Less than 24 hours after Andrew Puzder withdrew his nomination as Secretary of Labor, President Trump announced the nomination of Alexander Acosta to fill the position during a press conference at the White House, saying, “I think he’ll be a tremendous Secretary of Labor,” The Hill reports.
Acosta is a Republican and served on the National Labor Relations Board (NLRB) from December 2002 to August 2003. He is currently the Dean of Florida International University’s law school. Acosta is a Harvard law graduate and was appointed by President George W. Bush in 2003 to be the assistant attorney general for the Civil Rights Division of the Department of Justice. He was the first Hispanic U.S. Assistant Attorney General and longest-serving U.S. Attorney for the Southern District of Florida, and, if confirmed, will be Trump’s first Hispanic Cabinet member.
Senate Health, Education, Labor and Pensions Committee Chair Lamar Alexander (R-Tenn.) praised Acosta’s nomination. “He has an impressive work and academic background,” he said, according to the report. “We will schedule a hearing promptly after his nomination papers arrive in the Senate, and I look forward to exploring his views on how American workers can best adjust to the rapidly changing workplace.”
Business groups were happy that President Trump had selected a new nominee so quickly. “We look forward to learning more about Alexander Acosta and his position on the issues important to the restaurant industry,” Cicely Simpson, executive vice president of the National Restaurant Association, said in a statement, according to the news agency.
According to The Hill, the National Association of Manufacturers President and CEO Jay Timmons released a statement saying Acosta was a “proven leader, who understands the complexities of the modern workplace. We are hopeful that he will listen to manufacturers’ concerns as we work to strengthen employer–employee relationships and provide workers with the right skills to succeed. In recent years, regulations coming out of the Department of Labor have too often been overreaching and counterproductive, harming manufacturers’ abilities to create jobs and do what’s best for the millions of hardworking men and women employed in manufacturing careers.”
However, according to the news agency, Allied Progress, a liberal group, accused President Trump of failing to vet another nominee, pointing to a 2008 report on an investigation into allegations of politicized hiring and other improper personnel actions in the Civil Rights Division in which Acosta was accused of not taking sufficient responsive action in response to the reportedly poor conduct and judgment of his Deputy Assistant Attorney General Bradley Schlozman.

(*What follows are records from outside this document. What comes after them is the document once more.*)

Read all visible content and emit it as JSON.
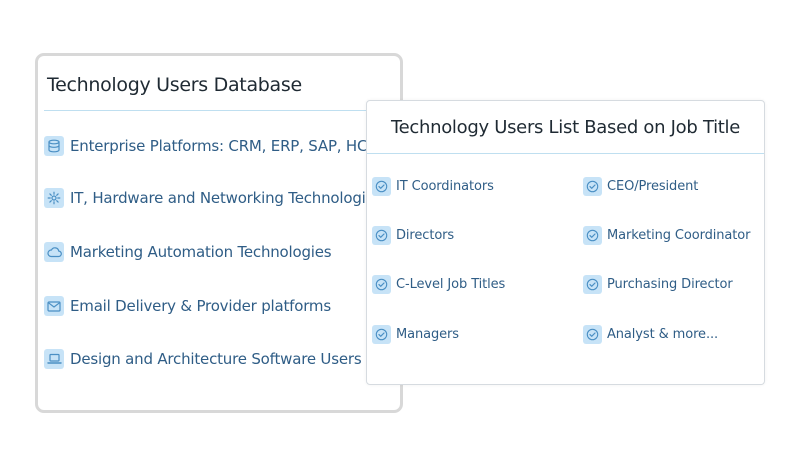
{
  "database_card": {
    "title": "Technology Users Database",
    "items": [
      {
        "label": "Enterprise Platforms: CRM, ERP, SAP, HCM",
        "icon": "database-icon"
      },
      {
        "label": "IT, Hardware and Networking Technologies",
        "icon": "gear-icon"
      },
      {
        "label": "Marketing Automation Technologies",
        "icon": "cloud-icon"
      },
      {
        "label": "Email Delivery & Provider platforms",
        "icon": "envelope-icon"
      },
      {
        "label": "Design and Architecture Software Users",
        "icon": "laptop-icon"
      }
    ]
  },
  "job_title_card": {
    "title": "Technology Users List Based on Job Title",
    "left_column": [
      {
        "label": "IT Coordinators",
        "icon": "check-circle-icon"
      },
      {
        "label": "Directors",
        "icon": "check-circle-icon"
      },
      {
        "label": "C-Level Job Titles",
        "icon": "check-circle-icon"
      },
      {
        "label": "Managers",
        "icon": "check-circle-icon"
      }
    ],
    "right_column": [
      {
        "label": "CEO/President",
        "icon": "check-circle-icon"
      },
      {
        "label": "Marketing Coordinator",
        "icon": "check-circle-icon"
      },
      {
        "label": "Purchasing Director",
        "icon": "check-circle-icon"
      },
      {
        "label": "Analyst & more...",
        "icon": "check-circle-icon"
      }
    ]
  },
  "colors": {
    "icon_background": "#c7e3f7",
    "icon_stroke": "#4a8fc4",
    "link_text": "#2f5d86",
    "title_text": "#1f2a33",
    "divider": "#bfdff0"
  }
}
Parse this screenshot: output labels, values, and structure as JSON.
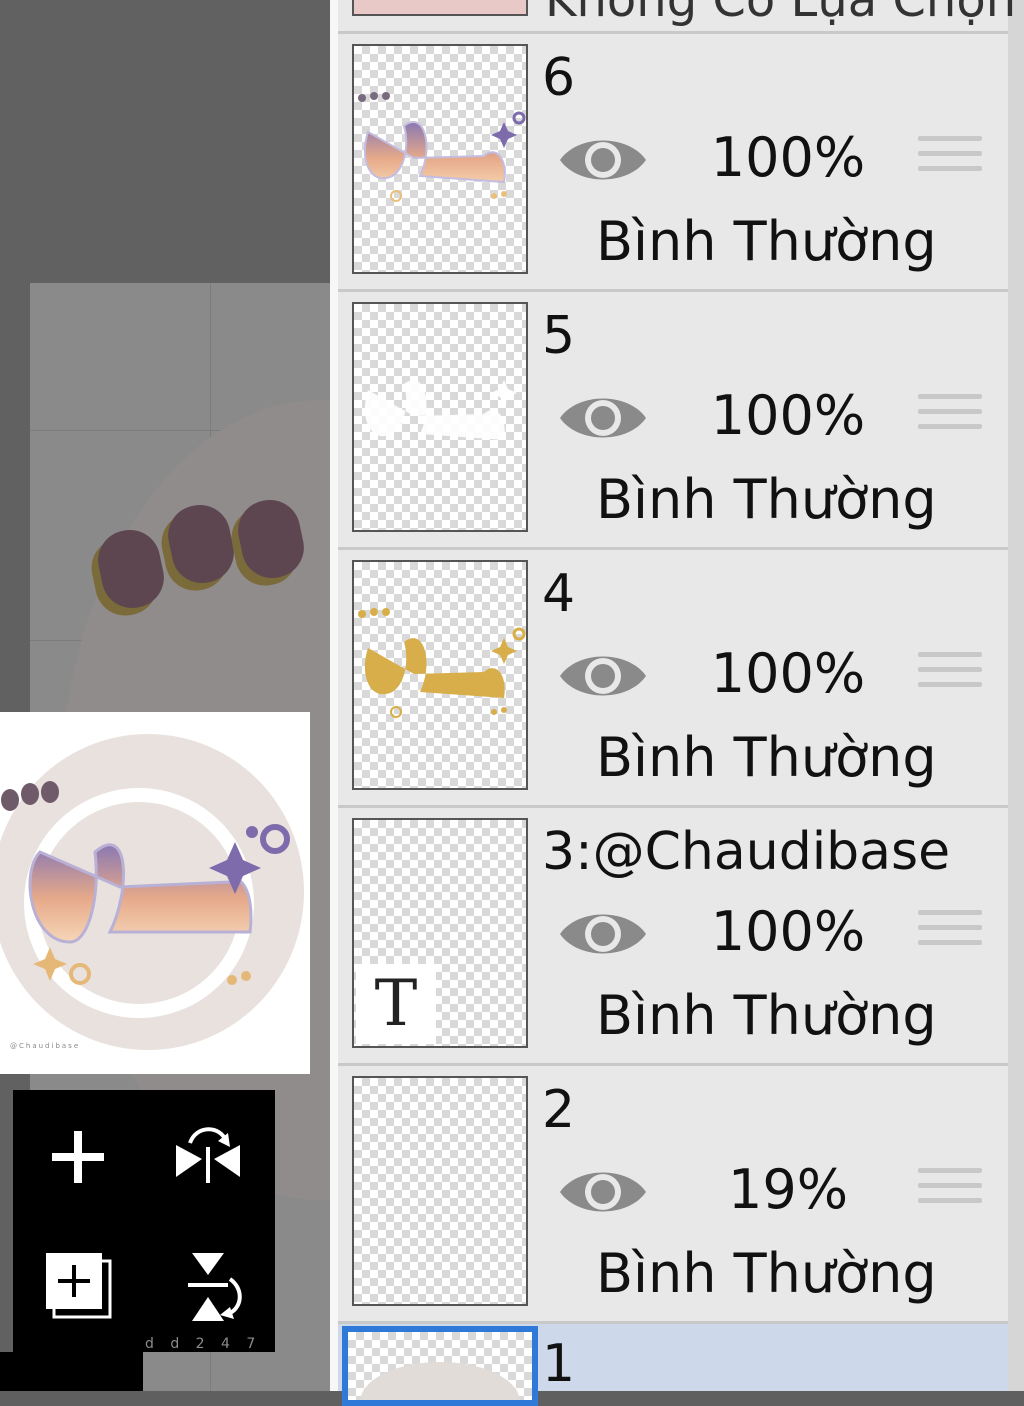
{
  "top_strip_text": "Không Có Lựa Chọn",
  "layers": [
    {
      "name": "6",
      "opacity": "100%",
      "blend": "Bình Thường"
    },
    {
      "name": "5",
      "opacity": "100%",
      "blend": "Bình Thường"
    },
    {
      "name": "4",
      "opacity": "100%",
      "blend": "Bình Thường"
    },
    {
      "name": "3:@Chaudibase",
      "opacity": "100%",
      "blend": "Bình Thường",
      "type_badge": "T"
    },
    {
      "name": "2",
      "opacity": "19%",
      "blend": "Bình Thường"
    },
    {
      "name": "1"
    }
  ],
  "footer_ticks": "d d 2 4 7",
  "colors": {
    "panel_background": "#e8e8e8",
    "selected_row": "#cdd9ea",
    "selected_border": "#2f7ad9",
    "gold": "#d8ae4a",
    "purple": "#7d6bab"
  },
  "icons": [
    "eye-icon",
    "drag-handle-icon",
    "add-layer-icon",
    "flip-horizontal-icon",
    "duplicate-layer-icon",
    "flip-vertical-icon"
  ]
}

The Hill reports that Allied Progress Executive Director Karl Frisch released a statement saying, “We understand that the President is still reeling from his last failed Labor nomination, but that doesn’t mean he should nominate someone who is wholly unqualified for the job. Americans deserve a Secretary of Labor who will fight for workplace safety, fair wages, and the rights of working families. It’s clear Mr. Acosta is not that person.”